I worked with the parties to this transaction. The LIHTC properties individually were not as cash constrained as you would think. The majority of the upside is the tax liability and the efficiency of management fees, payroll and G&A that streamlined the properties and drove the cash flow.

The rent escalation was determined for each property and contained within each respective LURA but most were guaranteed 2-5% per XX term. Additionally, a few even had automatic extensions for an additional 15 years that again provided significant upside to the individual asset and the portfolio.

Debt service assumptions are due in part to the great work between HFF and Freddie Mac.

Jan 17, 2018

I see. lol what great work between HFF and FM? Moving numbers around on a piece of paper and sweating the small stuff?

Jan 17, 2018

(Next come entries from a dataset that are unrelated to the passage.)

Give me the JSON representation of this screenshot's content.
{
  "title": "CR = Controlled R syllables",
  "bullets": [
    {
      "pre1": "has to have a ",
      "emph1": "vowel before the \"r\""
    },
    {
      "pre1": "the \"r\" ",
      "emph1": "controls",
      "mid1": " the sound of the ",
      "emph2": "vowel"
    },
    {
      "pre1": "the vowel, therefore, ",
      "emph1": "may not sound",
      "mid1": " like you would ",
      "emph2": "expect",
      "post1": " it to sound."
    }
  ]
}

lol. You must be a broker, or at least never worked for a lender. But a lending on a 28 asset LIHTC portfolio (many with multiple LURA's from different cities/counties on title) is a little more than involved "moving numbers around on a piece of paper"

    • 1
Jan 17, 2018

HFF's Freddie Mac relationship director has significant pull, he has helped us close on some deals in the south central region -- without his assistance the deals would have been dead on arrival.

Jan 17, 2018

Please expand on how involved it gets...

Jan 17, 2018

Easy example: Legal

Its common for LIHTC deals to have multiple LURA's (e.g. FHFC, city/county, SAIL, etc). Just working to get the necessary loan doc mod's/riders from Freddie, and then standstills/subordination agreements/transfer approvals/etc from each regulatory authority is pretty involved

Jan 17, 2018

Ditto, plus the leverage of racking and stacking the entire portfolio provides the hard data you need for negotiation of the terms/agreements. Again, significant upside when the deal is large like this one for comparable asset types.

Jan 29, 2018

Can someone explain what a LURA is?